Looking back, it was a different time, with different values. It was a time when Canada was just being seen as a united and prosperous country. Looking fit and lifestyle choices were not like they are today. Did we know of a better lifestyle, or were we following what was in vogue at the time? I’m not quite sure.
What I do remember is that my brother and I were in our early 30s when we lost our father to a heart-attach. At 30, I thought I was fit, but I indulged in some of the popular vices at the time like smoking. Yes, that’s hard to believe when you look at me now.
My younger brother, just 15 months behind me, somehow knew better. He made me take a hard look at myself one summer day when he told me I might be dead at 50, if I continued to smoke. Shocking words from a younger sibling. Kim and I had pushed each other along, in school and life, since we were old enough to wrestle.
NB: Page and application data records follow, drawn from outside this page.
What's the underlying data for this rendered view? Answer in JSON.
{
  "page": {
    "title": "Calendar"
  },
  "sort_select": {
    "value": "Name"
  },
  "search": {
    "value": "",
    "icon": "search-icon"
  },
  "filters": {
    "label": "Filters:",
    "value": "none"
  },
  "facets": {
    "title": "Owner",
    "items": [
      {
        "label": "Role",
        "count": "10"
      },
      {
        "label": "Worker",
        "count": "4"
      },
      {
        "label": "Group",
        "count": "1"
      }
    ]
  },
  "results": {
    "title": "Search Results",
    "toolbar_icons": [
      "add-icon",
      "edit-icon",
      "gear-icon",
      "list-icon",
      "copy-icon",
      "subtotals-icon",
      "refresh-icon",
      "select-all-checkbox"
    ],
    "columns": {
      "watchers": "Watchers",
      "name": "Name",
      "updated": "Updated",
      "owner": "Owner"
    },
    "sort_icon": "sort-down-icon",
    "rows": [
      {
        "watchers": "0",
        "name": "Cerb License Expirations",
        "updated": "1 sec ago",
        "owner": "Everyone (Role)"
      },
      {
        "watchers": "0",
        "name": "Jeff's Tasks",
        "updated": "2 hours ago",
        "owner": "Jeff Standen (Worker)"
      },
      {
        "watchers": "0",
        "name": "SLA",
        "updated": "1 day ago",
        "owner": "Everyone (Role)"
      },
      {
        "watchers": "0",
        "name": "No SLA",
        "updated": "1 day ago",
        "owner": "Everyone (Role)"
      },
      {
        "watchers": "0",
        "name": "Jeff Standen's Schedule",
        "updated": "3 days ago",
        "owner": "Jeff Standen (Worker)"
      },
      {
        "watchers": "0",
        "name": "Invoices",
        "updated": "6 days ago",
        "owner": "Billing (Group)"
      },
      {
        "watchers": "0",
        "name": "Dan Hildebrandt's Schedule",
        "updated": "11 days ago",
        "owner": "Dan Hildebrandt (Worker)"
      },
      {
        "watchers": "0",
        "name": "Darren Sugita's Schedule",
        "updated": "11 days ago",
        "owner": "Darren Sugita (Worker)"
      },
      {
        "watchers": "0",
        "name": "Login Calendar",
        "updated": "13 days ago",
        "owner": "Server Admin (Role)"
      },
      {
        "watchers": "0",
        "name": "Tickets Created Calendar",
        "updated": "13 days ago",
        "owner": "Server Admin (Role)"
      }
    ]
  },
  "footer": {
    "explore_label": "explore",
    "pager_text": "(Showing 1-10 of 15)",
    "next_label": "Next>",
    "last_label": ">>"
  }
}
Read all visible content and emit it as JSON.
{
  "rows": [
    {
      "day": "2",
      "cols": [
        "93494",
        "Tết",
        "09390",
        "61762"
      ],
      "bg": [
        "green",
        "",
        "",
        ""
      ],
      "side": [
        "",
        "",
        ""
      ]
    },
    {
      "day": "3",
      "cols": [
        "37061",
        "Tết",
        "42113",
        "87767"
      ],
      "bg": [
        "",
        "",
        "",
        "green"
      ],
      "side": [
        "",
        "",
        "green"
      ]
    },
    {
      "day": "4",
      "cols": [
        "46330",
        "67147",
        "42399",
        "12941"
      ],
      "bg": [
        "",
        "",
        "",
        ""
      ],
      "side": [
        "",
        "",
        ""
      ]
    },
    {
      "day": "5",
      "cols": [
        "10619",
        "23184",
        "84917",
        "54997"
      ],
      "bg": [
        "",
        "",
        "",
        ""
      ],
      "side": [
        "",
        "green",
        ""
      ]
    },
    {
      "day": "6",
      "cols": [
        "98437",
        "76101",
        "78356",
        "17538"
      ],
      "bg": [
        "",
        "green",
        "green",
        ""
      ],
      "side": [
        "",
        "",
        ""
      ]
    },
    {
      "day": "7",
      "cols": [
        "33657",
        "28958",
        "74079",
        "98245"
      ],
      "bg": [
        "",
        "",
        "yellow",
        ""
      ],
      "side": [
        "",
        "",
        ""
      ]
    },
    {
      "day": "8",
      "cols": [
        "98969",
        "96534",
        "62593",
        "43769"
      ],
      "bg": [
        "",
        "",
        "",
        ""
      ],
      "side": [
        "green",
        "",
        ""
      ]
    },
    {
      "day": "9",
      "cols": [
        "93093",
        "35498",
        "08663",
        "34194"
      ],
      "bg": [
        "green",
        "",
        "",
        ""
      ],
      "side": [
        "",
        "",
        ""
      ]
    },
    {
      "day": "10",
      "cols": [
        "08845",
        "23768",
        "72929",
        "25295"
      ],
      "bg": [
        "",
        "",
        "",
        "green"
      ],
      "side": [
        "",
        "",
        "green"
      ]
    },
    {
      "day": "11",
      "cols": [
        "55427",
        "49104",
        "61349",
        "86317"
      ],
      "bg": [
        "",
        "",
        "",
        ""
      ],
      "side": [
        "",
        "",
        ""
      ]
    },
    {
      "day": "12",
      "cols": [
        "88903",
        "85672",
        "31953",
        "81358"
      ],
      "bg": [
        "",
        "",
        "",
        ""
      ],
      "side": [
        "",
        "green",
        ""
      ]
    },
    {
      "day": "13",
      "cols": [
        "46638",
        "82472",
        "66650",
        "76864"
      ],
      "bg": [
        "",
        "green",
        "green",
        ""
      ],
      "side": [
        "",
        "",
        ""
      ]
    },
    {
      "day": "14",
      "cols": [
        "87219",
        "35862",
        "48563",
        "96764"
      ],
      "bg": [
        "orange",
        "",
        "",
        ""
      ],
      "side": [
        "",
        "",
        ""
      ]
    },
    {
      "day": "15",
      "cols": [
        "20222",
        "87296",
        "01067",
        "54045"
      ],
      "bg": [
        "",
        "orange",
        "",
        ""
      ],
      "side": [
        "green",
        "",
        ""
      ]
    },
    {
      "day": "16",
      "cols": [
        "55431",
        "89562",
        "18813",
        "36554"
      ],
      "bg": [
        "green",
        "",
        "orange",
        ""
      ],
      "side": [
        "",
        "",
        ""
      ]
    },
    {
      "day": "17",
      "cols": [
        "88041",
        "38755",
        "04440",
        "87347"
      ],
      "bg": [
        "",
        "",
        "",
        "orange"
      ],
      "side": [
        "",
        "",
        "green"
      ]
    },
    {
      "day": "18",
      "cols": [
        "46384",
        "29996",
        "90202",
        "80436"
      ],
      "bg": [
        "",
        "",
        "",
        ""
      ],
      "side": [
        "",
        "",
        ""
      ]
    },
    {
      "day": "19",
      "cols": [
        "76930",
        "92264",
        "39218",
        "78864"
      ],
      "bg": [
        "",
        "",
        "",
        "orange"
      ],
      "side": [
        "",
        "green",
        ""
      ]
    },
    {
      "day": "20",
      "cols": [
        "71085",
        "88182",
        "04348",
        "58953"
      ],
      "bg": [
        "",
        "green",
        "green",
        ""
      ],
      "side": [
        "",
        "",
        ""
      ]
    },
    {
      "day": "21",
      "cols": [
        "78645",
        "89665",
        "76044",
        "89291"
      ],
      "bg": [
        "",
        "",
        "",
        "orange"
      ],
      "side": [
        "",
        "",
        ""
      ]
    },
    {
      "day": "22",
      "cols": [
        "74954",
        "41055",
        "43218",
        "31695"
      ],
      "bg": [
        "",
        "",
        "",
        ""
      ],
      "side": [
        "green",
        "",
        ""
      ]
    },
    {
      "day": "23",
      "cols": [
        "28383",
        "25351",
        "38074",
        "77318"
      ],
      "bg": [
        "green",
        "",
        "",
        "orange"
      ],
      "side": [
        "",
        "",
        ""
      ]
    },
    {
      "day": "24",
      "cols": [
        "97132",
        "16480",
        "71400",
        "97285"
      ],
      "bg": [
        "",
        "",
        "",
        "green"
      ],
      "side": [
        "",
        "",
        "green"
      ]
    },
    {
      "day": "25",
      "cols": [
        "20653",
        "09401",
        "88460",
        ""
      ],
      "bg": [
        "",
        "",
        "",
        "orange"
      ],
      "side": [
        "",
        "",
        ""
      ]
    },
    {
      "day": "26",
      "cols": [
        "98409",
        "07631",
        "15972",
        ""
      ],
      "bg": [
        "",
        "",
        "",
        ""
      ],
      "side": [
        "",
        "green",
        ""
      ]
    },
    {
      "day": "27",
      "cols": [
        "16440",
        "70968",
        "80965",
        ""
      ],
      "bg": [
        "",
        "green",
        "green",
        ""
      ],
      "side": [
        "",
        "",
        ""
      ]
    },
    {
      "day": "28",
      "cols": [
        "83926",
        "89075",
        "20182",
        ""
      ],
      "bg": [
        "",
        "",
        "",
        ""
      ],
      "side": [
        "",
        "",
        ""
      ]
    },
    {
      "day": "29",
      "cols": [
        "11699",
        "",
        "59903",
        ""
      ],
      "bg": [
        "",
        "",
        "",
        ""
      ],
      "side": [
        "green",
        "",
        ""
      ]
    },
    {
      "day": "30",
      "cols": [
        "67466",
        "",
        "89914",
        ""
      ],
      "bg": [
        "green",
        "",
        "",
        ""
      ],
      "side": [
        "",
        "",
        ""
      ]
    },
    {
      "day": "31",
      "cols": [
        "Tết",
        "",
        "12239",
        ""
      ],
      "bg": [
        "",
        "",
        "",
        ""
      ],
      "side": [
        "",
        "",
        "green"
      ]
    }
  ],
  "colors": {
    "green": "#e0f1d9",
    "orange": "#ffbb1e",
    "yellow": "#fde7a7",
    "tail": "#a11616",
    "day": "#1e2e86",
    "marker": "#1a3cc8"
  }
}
It was a pivoting moment in my life, which sent me on a different path. I started competing in triathlons. Soon I had chalked up over a hundred events, of various lengths, to my name.
To mark my 60th birthday last year, I participated in the Penticton Ironman Triathlon. This was a new age class and there weren’t too many participants in my age group. Thinking back, any baby boomer would have needed a mind shift to be running in their 60s today.
For me, I push myself and take on my own leadership. It’s a great means to put away any stress of the day, and, most importantly, recharge the spirit.
Continuing to push each other, as we had in our young lives, I was sure to remind Kim when he was 59 last year that his 60th was coming up soon. I wanted to know if he going to do the Ironman, like his older brother?
Sure enough, I found myself on plane back to my stomping grounds to support Kim as he completed the Ironman Mont-Tremblant this August. We continue to push each other and hopefully inspire others that it’s never too late through physical fitness to give yourself a chance.